+++ DATA EXTRACT

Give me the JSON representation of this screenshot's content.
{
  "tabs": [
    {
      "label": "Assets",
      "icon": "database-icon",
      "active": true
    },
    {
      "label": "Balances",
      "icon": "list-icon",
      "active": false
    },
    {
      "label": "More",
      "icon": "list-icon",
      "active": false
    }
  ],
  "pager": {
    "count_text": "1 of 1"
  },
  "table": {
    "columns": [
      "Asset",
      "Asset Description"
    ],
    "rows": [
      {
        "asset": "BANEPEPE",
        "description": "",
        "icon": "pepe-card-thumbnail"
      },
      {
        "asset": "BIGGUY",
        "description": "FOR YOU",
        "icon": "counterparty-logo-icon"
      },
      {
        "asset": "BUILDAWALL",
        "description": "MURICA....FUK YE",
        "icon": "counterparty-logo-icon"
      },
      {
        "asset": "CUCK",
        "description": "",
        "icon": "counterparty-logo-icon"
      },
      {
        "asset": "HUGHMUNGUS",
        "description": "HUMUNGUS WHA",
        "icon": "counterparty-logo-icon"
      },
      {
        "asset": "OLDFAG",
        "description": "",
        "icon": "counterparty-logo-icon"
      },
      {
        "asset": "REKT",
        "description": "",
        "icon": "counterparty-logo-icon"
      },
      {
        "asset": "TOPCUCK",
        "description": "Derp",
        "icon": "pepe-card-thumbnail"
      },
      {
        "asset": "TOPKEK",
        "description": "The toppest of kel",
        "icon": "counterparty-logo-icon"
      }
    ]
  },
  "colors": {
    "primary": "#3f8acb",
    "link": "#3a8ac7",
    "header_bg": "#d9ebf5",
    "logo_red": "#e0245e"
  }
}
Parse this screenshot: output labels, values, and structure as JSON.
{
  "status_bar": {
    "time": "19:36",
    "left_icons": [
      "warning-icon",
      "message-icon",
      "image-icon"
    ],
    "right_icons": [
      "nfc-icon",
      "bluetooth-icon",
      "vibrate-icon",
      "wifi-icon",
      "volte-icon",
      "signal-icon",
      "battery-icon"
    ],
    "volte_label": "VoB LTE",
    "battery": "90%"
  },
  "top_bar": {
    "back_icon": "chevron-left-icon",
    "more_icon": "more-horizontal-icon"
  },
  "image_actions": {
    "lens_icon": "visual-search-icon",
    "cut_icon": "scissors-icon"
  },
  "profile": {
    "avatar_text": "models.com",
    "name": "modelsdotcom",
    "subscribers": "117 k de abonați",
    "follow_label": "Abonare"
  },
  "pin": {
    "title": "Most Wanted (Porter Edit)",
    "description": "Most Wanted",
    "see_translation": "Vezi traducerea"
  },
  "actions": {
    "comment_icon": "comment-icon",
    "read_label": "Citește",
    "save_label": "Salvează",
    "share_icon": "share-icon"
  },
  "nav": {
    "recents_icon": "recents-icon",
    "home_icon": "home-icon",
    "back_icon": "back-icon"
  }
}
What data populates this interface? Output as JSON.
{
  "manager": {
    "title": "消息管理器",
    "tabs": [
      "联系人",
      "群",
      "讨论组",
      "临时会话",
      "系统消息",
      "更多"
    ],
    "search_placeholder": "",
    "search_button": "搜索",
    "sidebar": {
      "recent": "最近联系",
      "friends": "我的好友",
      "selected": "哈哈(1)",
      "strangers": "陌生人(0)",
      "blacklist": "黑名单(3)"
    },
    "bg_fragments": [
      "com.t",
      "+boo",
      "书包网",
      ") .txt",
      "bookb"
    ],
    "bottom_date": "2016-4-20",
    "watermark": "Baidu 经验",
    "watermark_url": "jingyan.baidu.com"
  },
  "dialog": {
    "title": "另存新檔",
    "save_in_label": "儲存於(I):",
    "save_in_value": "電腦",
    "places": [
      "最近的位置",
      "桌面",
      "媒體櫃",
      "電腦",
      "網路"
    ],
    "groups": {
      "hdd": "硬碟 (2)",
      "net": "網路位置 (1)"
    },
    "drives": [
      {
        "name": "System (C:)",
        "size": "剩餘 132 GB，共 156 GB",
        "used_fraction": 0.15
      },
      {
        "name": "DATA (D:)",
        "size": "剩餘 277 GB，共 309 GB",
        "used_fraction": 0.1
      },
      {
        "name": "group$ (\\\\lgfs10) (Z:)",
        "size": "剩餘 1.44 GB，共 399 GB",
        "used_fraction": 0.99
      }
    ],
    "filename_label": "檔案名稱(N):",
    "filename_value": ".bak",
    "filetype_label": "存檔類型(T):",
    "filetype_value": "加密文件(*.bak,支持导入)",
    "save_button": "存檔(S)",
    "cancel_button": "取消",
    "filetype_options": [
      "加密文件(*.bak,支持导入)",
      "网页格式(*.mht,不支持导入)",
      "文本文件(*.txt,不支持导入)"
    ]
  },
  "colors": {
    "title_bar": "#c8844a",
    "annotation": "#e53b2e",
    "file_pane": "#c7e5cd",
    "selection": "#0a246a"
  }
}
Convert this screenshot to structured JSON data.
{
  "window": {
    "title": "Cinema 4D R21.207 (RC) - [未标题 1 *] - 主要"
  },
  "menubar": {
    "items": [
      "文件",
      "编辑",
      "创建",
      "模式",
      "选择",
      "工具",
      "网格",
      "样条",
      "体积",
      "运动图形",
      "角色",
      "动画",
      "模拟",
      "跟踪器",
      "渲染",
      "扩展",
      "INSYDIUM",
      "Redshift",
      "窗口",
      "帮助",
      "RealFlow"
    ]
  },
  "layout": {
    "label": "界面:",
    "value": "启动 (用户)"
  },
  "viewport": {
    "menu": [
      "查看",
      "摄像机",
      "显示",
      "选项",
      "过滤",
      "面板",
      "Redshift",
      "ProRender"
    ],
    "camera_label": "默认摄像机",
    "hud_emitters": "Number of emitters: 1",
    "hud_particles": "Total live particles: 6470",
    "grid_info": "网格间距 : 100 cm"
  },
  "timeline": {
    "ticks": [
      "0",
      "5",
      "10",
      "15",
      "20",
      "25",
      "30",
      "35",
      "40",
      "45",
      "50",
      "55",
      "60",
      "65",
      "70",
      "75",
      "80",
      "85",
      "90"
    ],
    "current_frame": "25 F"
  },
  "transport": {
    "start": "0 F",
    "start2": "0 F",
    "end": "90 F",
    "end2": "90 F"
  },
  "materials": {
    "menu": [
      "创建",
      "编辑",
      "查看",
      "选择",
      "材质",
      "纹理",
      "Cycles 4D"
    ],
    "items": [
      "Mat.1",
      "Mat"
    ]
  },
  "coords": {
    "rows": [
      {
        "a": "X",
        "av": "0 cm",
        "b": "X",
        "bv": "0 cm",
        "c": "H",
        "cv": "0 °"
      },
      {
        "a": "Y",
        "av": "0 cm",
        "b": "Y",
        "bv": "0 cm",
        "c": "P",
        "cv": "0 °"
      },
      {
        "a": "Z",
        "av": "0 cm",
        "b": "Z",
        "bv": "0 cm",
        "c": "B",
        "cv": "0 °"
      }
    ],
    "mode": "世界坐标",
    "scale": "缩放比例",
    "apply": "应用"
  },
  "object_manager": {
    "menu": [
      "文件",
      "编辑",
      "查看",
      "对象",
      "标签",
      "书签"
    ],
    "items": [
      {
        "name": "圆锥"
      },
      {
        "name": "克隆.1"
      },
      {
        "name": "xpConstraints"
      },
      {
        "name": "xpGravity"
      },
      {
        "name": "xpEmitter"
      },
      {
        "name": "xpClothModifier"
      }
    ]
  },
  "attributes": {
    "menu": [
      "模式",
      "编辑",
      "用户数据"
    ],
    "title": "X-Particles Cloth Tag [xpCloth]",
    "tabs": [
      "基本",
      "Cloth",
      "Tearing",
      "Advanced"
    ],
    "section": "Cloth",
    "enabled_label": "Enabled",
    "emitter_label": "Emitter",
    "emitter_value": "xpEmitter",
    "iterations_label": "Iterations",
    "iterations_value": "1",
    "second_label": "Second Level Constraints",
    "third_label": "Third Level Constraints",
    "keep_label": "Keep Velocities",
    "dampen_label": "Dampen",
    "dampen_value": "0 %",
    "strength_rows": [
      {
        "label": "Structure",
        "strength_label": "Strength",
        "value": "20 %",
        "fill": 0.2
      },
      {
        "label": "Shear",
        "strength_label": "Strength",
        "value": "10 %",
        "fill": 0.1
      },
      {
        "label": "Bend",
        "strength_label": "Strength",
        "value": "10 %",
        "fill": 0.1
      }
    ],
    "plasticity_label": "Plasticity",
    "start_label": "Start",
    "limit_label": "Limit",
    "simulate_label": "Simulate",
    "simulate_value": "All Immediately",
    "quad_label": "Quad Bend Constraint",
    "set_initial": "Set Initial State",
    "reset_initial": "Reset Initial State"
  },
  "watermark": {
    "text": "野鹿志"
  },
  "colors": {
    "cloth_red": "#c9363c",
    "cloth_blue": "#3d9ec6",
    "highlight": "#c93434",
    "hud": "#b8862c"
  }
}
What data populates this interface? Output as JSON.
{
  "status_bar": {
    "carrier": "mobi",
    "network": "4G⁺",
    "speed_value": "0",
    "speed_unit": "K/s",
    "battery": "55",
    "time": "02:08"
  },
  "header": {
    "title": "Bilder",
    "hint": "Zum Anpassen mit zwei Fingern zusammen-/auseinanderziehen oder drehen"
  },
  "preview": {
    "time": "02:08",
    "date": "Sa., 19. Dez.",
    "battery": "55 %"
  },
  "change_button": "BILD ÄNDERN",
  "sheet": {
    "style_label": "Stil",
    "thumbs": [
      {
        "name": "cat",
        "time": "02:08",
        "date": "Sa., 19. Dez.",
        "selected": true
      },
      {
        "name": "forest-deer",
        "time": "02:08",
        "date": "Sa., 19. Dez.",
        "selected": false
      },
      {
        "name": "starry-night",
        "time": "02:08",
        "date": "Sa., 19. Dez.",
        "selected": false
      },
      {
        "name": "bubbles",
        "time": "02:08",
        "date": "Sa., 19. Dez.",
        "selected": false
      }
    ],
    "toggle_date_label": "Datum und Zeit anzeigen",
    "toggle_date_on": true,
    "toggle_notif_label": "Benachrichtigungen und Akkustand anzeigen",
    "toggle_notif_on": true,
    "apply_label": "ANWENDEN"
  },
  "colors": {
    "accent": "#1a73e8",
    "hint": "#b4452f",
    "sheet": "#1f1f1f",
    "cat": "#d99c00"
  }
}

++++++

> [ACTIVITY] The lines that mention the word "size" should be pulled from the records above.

> [SOLUTION TO THE EXERCISE]
        "size": "剩餘 132 GB，共 156 GB",
        "size": "剩餘 277 GB，共 309 GB",
        "size": "剩餘 1.44 GB，共 399 GB",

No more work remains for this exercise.